France laid to rest the 85-year-old priest, Father Jacques Hamel, who was killed by two Islamic extremist last week as he celebrated morning mass.
Hundreds of mourners gathered Tuesday in the cathedral of Rouen, in northern France, for the funeral mass held under tight security measures and presided over by Rouen's Archbishop Dominique Lebrun.
"As brutal and unfair and horrible as Jacques' death was, we have to look deep into our hearts to find the light," Lebrun said.
Interior Minister Bernard Cazeneuve and other French officials attended the ceremony.
Hamel was killed by two teenagers who slit his throat and took others hostage.
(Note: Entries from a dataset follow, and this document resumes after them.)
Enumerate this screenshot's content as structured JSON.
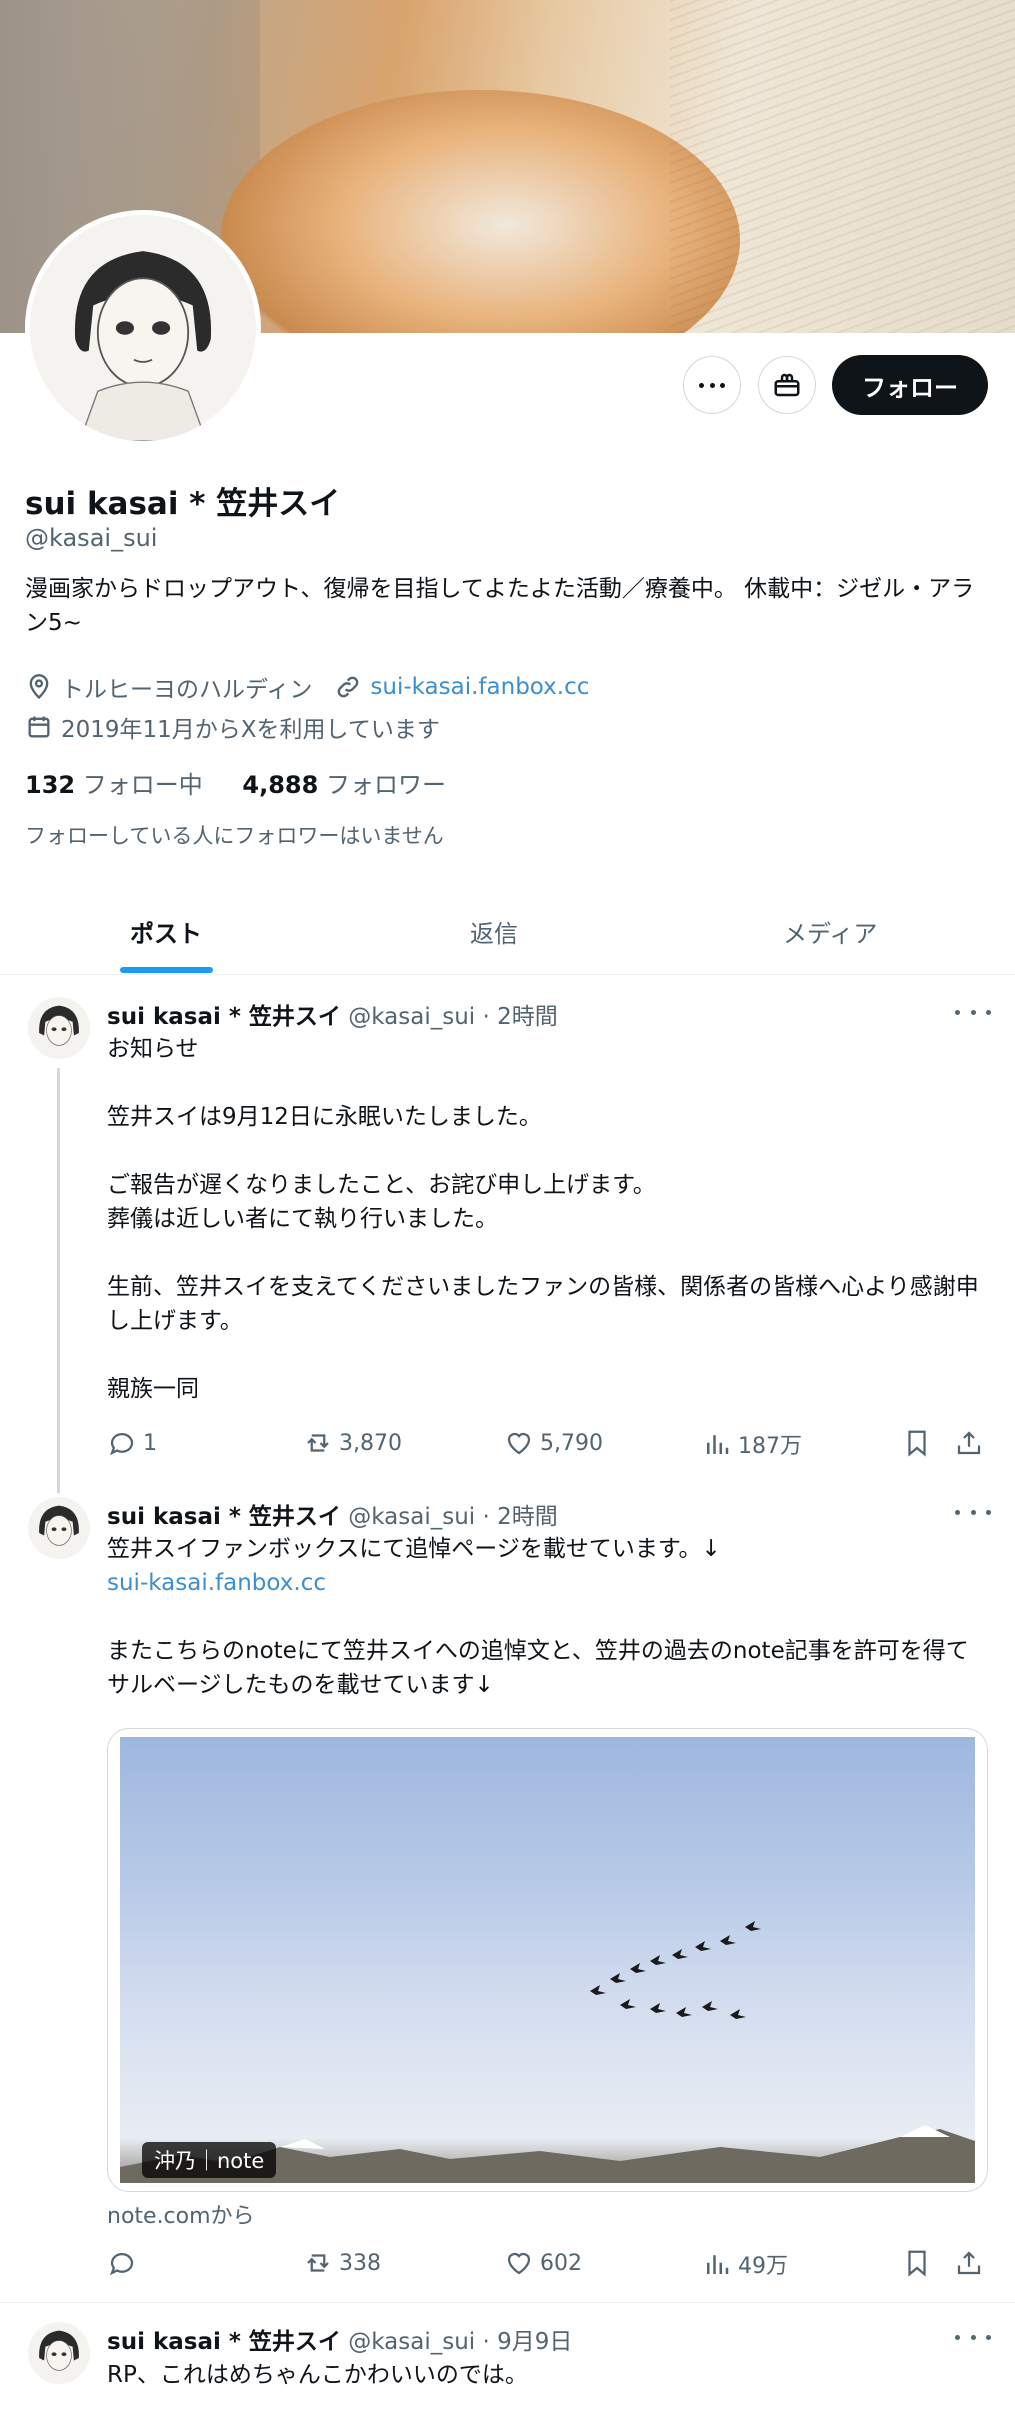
{
  "profile": {
    "name": "sui kasai * 笠井スイ",
    "handle": "@kasai_sui",
    "bio": "漫画家からドロップアウト、復帰を目指してよたよた活動／療養中。 休載中：ジゼル・アラン5~",
    "location": "トルヒーヨのハルディン",
    "website": "sui-kasai.fanbox.cc",
    "joined": "2019年11月からXを利用しています",
    "following_count": "132",
    "following_label": "フォロー中",
    "followers_count": "4,888",
    "followers_label": "フォロワー",
    "followers_you_know": "フォローしている人にフォロワーはいません",
    "follow_button": "フォロー"
  },
  "tabs": [
    "ポスト",
    "返信",
    "メディア"
  ],
  "posts": [
    {
      "name": "sui kasai * 笠井スイ",
      "meta": "@kasai_sui · 2時間",
      "text": "お知らせ\n\n笠井スイは9月12日に永眠いたしました。\n\nご報告が遅くなりましたこと、お詫び申し上げます。\n葬儀は近しい者にて執り行いました。\n\n生前、笠井スイを支えてくださいましたファンの皆様、関係者の皆様へ心より感謝申し上げます。\n\n親族一同",
      "replies": "1",
      "reposts": "3,870",
      "likes": "5,790",
      "views": "187万"
    },
    {
      "name": "sui kasai * 笠井スイ",
      "meta": "@kasai_sui · 2時間",
      "text_line1": "笠井スイファンボックスにて追悼ページを載せています。↓",
      "link": "sui-kasai.fanbox.cc",
      "text_rest": "またこちらのnoteにて笠井スイへの追悼文と、笠井の過去のnote記事を許可を得てサルベージしたものを載せています↓",
      "card_label": "沖乃｜note",
      "card_source": "note.comから",
      "replies": "",
      "reposts": "338",
      "likes": "602",
      "views": "49万"
    },
    {
      "name": "sui kasai * 笠井スイ",
      "meta": "@kasai_sui · 9月9日",
      "text": "RP、これはめちゃんこかわいいのでは。"
    }
  ],
  "colors": {
    "accent": "#1d9bf0",
    "link": "#3b8fd0",
    "text": "#0f1419",
    "muted": "#536471",
    "follow_button_bg": "#0f1419"
  },
  "icons": [
    "more-icon",
    "gift-icon",
    "location-icon",
    "link-icon",
    "calendar-icon",
    "reply-icon",
    "repost-icon",
    "like-icon",
    "views-icon",
    "bookmark-icon",
    "share-icon"
  ]
}
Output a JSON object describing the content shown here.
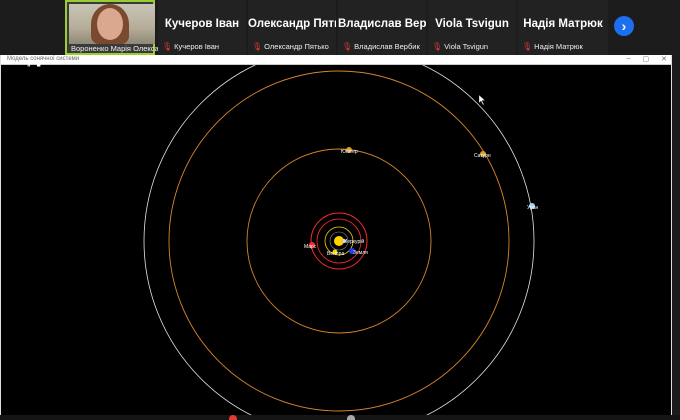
{
  "participants": [
    {
      "id": "p1",
      "name_small": "Вороненко Марія Олекса...",
      "active": true
    },
    {
      "id": "p2",
      "name_big": "Кучеров Іван",
      "name_small": "Кучеров Іван"
    },
    {
      "id": "p3",
      "name_big": "Олександр Пятько",
      "name_small": "Олександр Пятько"
    },
    {
      "id": "p4",
      "name_big": "Владислав Вербик",
      "name_small": "Владислав Вербик"
    },
    {
      "id": "p5",
      "name_big": "Viola Tsvigun",
      "name_small": "Viola Tsvigun"
    },
    {
      "id": "p6",
      "name_big": "Надія Матрюк",
      "name_small": "Надія Матрюк"
    }
  ],
  "next_icon": "chevron-right-icon",
  "window": {
    "title": "Модель сонячної системи"
  },
  "controls": {
    "pause": "⏸",
    "stop": "■"
  },
  "planets": {
    "mercury": "Меркурій",
    "venus": "Венера",
    "earth": "Земля",
    "mars": "Марс",
    "jupiter": "Юпітер",
    "saturn": "Сатурн",
    "uranus": "Уран"
  },
  "colors": {
    "accent": "#1e6ef0",
    "orbit_inner": "#ff2a2a",
    "orbit_outer": "#d7862c",
    "orbit_far": "#e6e6e6"
  }
}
The suspects were shot dead by police in the town of Saint-Etienne-du-Rouvray, about 6.5 kilometers south of Rouen.
Islamic State claimed responsibility for the attack through a video released by the militant group.
On Sunday, Muslims attended Catholic masses in places of worship across France and Italy in a show of solidarity days after Hamel's murder.
Archbishop Lebrun thanked the Muslim worshipers "in the name of all Christians," adding that "in this way you are affirming that you reject death and violence in the name of God."
A series of terrorist attacks in France, claimed by Islamic State, has raised questions about the foreign funding of many mosques, in addition to tough questions about security failures across the country.
Cazeneuve said Monday that since December, authorities have shut down nearly 20 mosques and prayer halls considered to be preaching radical Islam.
There is no place in France for those who “call for and incite hatred in prayer halls or in mosques," the minister said.
Some material for this report came from AP, AFP and Reuters.